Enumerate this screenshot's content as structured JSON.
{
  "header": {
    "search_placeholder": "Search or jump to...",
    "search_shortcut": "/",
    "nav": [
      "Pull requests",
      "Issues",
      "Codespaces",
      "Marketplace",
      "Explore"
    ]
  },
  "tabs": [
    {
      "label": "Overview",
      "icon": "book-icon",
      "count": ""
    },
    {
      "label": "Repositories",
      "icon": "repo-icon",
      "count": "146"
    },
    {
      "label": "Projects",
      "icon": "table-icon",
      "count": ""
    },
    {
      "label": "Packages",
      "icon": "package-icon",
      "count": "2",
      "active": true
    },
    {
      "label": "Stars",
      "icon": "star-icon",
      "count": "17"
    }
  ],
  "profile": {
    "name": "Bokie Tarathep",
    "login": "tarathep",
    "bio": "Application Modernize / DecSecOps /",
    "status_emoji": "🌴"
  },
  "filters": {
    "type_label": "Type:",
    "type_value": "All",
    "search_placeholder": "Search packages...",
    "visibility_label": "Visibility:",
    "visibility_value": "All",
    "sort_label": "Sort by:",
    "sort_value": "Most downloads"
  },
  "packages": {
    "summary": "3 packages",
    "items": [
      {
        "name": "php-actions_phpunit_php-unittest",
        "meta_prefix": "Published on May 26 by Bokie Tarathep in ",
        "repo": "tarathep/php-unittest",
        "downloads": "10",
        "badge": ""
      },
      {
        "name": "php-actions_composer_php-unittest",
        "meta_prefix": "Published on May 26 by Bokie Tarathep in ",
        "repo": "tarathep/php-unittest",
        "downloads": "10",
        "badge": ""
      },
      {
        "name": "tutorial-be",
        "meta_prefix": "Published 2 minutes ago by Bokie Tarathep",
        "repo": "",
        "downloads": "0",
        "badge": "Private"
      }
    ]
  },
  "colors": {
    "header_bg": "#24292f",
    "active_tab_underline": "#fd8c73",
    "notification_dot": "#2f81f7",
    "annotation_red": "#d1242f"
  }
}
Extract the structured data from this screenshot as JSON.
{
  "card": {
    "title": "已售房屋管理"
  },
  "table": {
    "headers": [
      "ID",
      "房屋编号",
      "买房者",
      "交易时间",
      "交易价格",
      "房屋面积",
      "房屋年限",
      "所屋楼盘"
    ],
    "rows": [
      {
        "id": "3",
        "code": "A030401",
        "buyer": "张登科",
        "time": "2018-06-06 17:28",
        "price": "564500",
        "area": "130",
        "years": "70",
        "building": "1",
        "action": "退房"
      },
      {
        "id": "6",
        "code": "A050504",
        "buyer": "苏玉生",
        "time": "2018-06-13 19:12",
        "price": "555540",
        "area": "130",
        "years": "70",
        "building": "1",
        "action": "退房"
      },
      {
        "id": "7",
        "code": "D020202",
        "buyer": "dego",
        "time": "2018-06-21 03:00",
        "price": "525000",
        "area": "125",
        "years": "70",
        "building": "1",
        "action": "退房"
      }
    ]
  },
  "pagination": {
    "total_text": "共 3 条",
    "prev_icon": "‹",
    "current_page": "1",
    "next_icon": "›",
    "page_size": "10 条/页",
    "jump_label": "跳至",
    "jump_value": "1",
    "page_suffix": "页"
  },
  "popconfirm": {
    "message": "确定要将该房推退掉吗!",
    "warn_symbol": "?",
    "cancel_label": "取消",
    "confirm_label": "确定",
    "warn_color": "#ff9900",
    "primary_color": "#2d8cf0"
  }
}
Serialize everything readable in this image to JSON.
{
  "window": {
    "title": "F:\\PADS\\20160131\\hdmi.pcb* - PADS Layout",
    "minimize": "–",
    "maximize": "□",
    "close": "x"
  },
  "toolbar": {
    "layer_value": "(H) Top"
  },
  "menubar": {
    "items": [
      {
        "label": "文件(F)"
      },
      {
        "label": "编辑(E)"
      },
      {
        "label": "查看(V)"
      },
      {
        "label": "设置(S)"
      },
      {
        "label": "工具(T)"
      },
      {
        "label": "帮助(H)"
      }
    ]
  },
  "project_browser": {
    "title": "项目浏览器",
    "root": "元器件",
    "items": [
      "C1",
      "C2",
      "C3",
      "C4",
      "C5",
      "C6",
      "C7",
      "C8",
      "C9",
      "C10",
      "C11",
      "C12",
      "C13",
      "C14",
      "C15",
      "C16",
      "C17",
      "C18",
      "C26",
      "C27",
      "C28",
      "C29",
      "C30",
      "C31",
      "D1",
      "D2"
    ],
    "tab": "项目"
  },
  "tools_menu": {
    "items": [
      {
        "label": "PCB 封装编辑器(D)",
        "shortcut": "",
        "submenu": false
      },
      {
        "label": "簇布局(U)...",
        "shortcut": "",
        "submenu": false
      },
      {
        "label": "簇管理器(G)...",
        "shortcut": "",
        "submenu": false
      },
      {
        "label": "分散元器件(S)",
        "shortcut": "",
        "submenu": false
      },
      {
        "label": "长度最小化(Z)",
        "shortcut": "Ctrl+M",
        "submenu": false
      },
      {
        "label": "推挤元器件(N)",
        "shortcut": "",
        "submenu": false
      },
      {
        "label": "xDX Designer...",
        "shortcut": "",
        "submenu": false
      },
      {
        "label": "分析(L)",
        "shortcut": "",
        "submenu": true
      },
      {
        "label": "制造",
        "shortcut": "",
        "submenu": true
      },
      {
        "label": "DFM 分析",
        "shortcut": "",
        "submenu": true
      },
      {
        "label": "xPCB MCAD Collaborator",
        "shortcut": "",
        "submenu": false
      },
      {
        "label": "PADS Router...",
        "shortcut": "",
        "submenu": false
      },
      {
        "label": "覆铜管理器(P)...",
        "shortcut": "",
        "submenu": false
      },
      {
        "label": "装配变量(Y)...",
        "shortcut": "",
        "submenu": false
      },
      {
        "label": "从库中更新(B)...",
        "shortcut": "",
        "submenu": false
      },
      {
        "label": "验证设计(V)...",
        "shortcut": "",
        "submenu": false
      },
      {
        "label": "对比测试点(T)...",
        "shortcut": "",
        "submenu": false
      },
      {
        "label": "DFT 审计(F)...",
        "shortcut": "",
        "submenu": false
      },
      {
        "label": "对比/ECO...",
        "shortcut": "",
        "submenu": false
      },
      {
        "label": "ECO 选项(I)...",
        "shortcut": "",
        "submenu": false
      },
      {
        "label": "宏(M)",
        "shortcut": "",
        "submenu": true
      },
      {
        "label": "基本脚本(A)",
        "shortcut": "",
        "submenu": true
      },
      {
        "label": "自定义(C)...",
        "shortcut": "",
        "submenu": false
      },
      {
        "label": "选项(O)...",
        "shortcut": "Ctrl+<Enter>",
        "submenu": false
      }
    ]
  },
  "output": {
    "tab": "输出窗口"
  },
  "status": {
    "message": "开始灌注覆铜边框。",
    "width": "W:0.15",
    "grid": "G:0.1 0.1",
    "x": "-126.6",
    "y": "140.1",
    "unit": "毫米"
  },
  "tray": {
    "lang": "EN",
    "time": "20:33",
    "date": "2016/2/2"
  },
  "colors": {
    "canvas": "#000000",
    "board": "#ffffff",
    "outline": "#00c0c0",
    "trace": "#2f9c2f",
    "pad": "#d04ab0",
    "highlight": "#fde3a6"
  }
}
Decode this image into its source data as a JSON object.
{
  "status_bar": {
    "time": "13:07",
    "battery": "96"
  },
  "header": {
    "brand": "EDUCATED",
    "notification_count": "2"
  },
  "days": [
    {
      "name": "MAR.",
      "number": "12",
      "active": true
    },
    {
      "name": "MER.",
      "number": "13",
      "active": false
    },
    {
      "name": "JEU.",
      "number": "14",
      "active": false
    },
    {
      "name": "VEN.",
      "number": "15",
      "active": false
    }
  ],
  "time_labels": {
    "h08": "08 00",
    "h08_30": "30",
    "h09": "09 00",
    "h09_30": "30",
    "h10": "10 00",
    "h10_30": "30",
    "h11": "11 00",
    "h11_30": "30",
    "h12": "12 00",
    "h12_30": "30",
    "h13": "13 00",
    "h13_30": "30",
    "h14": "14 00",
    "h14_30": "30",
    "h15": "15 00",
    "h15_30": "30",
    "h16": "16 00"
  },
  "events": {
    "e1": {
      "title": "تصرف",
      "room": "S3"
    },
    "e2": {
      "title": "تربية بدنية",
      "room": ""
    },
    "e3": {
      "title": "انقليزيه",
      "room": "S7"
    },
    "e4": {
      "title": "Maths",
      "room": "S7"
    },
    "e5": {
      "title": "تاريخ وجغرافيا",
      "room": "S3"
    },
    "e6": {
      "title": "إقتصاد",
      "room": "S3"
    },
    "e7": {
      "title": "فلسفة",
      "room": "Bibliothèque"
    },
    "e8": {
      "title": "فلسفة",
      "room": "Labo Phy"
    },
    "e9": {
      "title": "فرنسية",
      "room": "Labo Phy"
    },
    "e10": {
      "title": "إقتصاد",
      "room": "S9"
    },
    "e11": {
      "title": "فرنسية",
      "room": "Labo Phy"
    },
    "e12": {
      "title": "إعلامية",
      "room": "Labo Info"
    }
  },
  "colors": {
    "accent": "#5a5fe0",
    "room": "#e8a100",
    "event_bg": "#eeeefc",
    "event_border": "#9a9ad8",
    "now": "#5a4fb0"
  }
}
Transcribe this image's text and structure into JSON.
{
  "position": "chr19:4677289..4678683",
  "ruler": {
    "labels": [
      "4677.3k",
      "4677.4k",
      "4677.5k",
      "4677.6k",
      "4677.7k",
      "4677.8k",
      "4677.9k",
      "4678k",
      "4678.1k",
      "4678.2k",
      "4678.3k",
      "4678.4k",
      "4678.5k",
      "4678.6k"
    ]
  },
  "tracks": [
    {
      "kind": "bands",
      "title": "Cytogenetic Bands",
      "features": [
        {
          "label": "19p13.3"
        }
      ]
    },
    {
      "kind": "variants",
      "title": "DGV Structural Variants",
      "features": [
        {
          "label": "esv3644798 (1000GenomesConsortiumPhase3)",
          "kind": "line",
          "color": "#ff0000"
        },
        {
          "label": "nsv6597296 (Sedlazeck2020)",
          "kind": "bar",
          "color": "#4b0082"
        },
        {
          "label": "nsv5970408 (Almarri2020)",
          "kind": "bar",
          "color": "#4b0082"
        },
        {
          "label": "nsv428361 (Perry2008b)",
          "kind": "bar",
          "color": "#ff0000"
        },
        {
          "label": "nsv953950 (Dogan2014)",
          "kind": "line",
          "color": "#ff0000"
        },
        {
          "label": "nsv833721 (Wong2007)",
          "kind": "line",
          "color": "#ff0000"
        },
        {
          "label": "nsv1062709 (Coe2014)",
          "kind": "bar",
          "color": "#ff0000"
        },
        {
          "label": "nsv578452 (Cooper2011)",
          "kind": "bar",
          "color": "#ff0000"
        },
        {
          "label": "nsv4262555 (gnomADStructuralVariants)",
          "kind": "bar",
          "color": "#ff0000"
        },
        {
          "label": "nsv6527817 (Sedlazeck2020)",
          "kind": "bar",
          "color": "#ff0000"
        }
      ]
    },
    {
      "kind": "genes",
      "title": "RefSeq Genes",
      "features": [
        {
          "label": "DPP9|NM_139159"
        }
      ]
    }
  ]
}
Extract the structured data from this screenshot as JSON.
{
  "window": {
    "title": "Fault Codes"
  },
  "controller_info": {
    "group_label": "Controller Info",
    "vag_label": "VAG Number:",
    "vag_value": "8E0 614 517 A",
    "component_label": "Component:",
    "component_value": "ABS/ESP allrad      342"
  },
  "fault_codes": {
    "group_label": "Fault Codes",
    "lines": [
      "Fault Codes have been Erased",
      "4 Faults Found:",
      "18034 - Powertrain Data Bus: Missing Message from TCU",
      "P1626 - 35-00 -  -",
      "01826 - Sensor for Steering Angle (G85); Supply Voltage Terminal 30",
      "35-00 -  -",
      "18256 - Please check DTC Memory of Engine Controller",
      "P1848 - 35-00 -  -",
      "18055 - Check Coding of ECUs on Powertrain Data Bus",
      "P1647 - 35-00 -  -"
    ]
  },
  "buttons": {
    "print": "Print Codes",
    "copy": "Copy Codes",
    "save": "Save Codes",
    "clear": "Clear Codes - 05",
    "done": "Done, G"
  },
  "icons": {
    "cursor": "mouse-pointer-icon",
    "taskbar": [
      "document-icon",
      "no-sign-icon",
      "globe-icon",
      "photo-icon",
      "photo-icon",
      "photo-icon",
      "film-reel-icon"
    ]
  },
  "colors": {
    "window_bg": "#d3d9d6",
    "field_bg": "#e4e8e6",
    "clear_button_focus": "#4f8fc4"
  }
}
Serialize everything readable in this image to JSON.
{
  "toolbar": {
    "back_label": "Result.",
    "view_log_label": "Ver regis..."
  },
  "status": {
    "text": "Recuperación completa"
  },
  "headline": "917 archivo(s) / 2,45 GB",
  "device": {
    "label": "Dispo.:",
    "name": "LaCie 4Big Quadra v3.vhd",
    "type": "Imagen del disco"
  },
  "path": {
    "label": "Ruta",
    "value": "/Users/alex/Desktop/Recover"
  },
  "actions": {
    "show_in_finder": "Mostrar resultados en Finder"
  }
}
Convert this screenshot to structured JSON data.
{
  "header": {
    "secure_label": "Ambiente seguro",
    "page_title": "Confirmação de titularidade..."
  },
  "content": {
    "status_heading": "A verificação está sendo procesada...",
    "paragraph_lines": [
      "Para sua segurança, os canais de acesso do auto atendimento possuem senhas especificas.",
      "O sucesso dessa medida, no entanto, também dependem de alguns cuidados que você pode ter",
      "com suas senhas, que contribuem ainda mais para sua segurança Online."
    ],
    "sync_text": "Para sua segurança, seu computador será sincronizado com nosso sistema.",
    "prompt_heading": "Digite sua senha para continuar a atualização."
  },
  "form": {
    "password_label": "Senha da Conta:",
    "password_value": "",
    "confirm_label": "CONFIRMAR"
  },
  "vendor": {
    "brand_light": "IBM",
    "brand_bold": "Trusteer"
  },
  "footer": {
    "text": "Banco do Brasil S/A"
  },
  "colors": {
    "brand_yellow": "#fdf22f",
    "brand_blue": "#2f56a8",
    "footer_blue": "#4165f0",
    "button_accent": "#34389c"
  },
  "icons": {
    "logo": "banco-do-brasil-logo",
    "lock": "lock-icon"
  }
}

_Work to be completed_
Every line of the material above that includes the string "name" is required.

_Expected answer_
    "name": "Bokie Tarathep",
        "name": "php-actions_phpunit_php-unittest",
        "name": "php-actions_composer_php-unittest",
        "name": "tutorial-be",
      "name": "MAR.",
      "name": "MER.",
      "name": "JEU.",
      "name": "VEN.",
    "name": "LaCie 4Big Quadra v3.vhd",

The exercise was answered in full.